Component data from apps and pages
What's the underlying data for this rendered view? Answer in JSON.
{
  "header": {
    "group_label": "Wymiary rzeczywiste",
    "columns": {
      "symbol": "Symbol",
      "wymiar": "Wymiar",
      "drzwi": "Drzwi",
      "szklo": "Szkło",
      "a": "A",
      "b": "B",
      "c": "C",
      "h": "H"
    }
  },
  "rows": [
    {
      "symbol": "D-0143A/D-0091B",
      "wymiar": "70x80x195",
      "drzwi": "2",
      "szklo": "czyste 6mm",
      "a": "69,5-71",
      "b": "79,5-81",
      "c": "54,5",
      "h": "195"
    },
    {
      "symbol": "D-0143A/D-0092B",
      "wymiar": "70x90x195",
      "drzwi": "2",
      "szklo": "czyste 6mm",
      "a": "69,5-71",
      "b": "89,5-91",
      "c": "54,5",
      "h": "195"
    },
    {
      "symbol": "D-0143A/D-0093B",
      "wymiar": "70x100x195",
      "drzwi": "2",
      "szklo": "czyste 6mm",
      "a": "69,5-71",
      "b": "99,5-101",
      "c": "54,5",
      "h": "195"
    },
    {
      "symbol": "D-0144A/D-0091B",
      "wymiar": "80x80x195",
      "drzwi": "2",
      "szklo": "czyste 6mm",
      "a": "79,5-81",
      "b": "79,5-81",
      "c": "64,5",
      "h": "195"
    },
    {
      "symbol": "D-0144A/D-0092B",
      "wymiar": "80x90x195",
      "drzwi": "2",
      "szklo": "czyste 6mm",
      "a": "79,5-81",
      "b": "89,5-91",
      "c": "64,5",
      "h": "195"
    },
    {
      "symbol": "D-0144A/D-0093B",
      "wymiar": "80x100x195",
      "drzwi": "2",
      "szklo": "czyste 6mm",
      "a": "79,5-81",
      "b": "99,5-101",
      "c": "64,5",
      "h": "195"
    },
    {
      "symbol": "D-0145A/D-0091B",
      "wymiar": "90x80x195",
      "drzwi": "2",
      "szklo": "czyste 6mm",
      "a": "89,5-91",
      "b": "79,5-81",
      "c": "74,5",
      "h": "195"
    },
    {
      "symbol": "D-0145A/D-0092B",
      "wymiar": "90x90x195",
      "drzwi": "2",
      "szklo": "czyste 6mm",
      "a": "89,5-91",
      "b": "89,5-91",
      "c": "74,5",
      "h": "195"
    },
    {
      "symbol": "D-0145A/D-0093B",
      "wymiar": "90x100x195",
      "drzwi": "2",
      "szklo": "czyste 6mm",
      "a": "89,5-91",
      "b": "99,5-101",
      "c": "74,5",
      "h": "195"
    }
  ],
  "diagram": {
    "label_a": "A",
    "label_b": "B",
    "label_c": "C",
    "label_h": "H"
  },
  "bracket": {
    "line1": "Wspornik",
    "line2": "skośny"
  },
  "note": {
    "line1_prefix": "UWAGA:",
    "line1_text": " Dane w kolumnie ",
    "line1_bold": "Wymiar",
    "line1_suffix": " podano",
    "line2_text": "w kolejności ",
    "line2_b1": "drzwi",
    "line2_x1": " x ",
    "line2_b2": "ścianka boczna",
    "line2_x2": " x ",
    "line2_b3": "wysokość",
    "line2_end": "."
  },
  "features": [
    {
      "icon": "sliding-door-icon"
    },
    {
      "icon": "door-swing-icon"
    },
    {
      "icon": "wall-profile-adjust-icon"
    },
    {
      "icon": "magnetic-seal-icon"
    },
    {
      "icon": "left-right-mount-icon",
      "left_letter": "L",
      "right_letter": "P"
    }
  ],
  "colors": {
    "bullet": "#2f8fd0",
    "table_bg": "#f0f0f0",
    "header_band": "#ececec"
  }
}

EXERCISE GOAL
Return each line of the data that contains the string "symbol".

RESPONSE FOR THIS EXERCISE
      "symbol": "Symbol",
      "symbol": "D-0143A/D-0091B",
      "symbol": "D-0143A/D-0092B",
      "symbol": "D-0143A/D-0093B",
      "symbol": "D-0144A/D-0091B",
      "symbol": "D-0144A/D-0092B",
      "symbol": "D-0144A/D-0093B",
      "symbol": "D-0145A/D-0091B",
      "symbol": "D-0145A/D-0092B",
      "symbol": "D-0145A/D-0093B",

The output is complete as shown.